Before I began my sociology studies, I thought of studying psychology. I had enough experience in my life to want to continue the research on a more equal standing, especially in regards to Asperger’s in each person, whether male or female. As I took note of varied accounts in the psychological field, I realized that my problem with psychology is that even though it is a study of the individual, it did not seem to treat each diagnosis as individual. I realized there are so many other factors involved, and so I wanted to study the world we created and then apply it to the individual as well as the whole.
I want psychology to succeed in awareness and neutrality. I will not feel confident in psychology until these two qualities show up as the norm instead of the rarity. But in my life, I depend on psychology to give me support, knowledge, aid and diagnosis. It has changed our lives for the better, while also creating injustice. For me it is a necessary discipline, despite gender biases. I have great hopes for the evolution of psychological studies and the reduction of ongoing gender bias.


Nauert, R. (2006). Male gender bias in psychological research continues. Psychology News.
Retrieved from

This is by Samantha and SO good for Aspergirls. I would highly recommend for any who wish to understand women and autism to listen while doing chores or watch during downtime:


My Little Warriors said...

Great essay!

nyssa said...

this was awesome. i experienced the gender bias too when I approached my doctor about maybe being on the spectrum. he dismissed it completely.

Called to Question said...

Spectacular writing, my love. :) You are so right about psychology and the limits of it. I too hope that it will evolve into what you stated. Your brilliant! No wonder you get such great marks. :)

M said...

This is why I don't even know where to start when it comes to getting diagnosed...most analysts are not receptive and do not listen and write me off as "dramatc", as you said. The only hope I have is that my dad is an engineer with Aspie traits and my sister is diagnosed with sensory processing disorder, learning disabilities, and also has Aspie traits. No boys in the family.

Sometimes I feel like the whole thing is so misunderstood and it's essentially only loner hypersmart teenage boys who are getting diagnosed... It is very obvious to me that there were signs since early childhood and nobody noticed then or cares now when I point out the parallels between other Aspie women and me and the fact that I hit every other diagnostic criteria except for the fact that I am an attractive women in my mid-20s.

Kmarie said...
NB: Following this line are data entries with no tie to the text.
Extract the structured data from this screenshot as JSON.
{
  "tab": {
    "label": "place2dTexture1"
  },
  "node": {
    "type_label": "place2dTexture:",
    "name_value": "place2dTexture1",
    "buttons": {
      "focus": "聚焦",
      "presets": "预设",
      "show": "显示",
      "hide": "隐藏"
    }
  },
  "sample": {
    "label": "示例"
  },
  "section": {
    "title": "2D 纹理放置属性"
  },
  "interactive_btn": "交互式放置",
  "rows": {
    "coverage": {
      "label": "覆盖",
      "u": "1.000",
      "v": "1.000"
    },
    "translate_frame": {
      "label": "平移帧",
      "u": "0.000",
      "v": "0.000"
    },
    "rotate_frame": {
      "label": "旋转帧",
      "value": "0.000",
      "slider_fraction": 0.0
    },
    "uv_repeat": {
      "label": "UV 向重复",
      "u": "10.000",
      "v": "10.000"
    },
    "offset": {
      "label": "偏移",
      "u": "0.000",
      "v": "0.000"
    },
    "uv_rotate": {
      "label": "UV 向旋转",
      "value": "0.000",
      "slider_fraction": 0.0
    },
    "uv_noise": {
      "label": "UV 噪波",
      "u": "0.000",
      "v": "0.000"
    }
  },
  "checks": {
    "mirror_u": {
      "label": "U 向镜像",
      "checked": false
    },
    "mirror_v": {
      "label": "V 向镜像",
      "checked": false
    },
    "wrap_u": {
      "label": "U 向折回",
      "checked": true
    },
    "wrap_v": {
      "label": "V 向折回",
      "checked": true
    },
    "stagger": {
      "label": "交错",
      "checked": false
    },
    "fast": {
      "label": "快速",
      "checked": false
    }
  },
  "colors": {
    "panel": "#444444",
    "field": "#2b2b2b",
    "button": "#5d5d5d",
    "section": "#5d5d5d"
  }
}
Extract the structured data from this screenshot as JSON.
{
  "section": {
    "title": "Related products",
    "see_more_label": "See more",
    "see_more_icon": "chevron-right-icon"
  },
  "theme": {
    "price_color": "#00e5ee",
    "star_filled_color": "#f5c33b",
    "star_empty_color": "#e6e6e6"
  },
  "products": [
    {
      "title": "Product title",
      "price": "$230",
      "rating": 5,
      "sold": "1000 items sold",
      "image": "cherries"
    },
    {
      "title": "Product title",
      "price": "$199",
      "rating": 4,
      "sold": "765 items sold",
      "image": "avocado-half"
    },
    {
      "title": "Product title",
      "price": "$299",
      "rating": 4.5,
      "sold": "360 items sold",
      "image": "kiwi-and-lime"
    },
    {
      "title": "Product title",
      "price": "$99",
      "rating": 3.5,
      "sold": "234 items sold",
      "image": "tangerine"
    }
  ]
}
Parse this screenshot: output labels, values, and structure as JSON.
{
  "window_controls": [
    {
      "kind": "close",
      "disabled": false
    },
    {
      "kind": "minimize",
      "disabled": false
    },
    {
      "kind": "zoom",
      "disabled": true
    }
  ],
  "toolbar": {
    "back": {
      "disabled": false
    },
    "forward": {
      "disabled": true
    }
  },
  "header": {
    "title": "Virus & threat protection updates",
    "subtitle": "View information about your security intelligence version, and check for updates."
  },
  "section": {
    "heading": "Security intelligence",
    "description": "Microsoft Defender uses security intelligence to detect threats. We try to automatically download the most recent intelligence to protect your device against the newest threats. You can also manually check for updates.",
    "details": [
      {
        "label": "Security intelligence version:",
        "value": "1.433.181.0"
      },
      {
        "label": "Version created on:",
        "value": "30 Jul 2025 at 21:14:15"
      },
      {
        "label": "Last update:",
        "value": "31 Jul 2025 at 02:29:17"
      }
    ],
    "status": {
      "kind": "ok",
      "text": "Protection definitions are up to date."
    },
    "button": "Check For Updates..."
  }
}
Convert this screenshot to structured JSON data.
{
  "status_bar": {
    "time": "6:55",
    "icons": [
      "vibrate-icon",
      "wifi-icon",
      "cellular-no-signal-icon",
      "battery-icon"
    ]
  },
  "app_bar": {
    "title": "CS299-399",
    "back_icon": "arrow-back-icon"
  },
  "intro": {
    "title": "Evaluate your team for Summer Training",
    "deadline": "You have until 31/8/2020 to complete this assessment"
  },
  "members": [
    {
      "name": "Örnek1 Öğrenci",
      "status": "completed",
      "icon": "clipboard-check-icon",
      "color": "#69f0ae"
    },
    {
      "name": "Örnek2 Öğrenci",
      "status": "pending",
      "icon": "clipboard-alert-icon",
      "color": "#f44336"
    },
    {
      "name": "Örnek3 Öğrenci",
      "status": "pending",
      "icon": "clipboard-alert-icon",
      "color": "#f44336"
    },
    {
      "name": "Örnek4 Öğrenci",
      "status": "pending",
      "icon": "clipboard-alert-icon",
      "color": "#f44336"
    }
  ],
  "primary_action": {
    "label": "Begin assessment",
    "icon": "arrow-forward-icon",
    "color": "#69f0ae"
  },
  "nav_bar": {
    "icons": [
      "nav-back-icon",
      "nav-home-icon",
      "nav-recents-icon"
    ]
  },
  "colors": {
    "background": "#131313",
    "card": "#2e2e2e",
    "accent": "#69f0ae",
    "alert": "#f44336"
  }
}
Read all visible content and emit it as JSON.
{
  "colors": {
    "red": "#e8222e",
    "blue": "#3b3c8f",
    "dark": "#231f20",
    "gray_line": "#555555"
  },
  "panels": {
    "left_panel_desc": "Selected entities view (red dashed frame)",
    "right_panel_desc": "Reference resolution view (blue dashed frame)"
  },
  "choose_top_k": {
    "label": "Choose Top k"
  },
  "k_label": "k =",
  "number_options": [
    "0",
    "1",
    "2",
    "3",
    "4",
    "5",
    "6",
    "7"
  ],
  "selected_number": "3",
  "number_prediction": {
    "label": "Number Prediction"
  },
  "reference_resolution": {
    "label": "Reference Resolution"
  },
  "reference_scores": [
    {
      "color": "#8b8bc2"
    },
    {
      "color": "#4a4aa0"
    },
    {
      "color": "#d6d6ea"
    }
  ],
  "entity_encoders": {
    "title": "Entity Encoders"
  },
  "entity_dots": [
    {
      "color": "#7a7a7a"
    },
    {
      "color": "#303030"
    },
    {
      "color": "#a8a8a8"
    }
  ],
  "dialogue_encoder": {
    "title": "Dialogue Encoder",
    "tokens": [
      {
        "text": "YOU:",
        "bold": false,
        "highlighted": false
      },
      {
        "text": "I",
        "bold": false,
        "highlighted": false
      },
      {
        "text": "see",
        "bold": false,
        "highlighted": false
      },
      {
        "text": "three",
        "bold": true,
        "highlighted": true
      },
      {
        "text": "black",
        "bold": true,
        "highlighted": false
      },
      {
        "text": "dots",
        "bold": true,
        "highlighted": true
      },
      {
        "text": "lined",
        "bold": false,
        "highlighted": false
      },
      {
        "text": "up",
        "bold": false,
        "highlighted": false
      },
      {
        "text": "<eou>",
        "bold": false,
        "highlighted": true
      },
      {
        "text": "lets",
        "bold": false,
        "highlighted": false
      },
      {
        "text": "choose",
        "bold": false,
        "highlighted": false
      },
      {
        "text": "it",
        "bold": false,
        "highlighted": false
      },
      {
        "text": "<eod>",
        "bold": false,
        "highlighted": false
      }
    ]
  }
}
Hi Rachel;
Yes I hear you except I'm late twenties. My therapist has been trying to help me find someone whose had experience in diagnosis and we can't find any in our part of Canada... Which is saying a lot. My son has his official papers and while I had to fight to get him tested it was worth it. It's tougher as a female. Have you read Aspergirls by Rudy Simone? It is excellent and may make you feel less alone. I have other book recommendations in my library link... Just click on authors name by any with AS in the title;)
It does feel isolating. I have way more to chat about if you'd like;)
Thanks for stopping by;)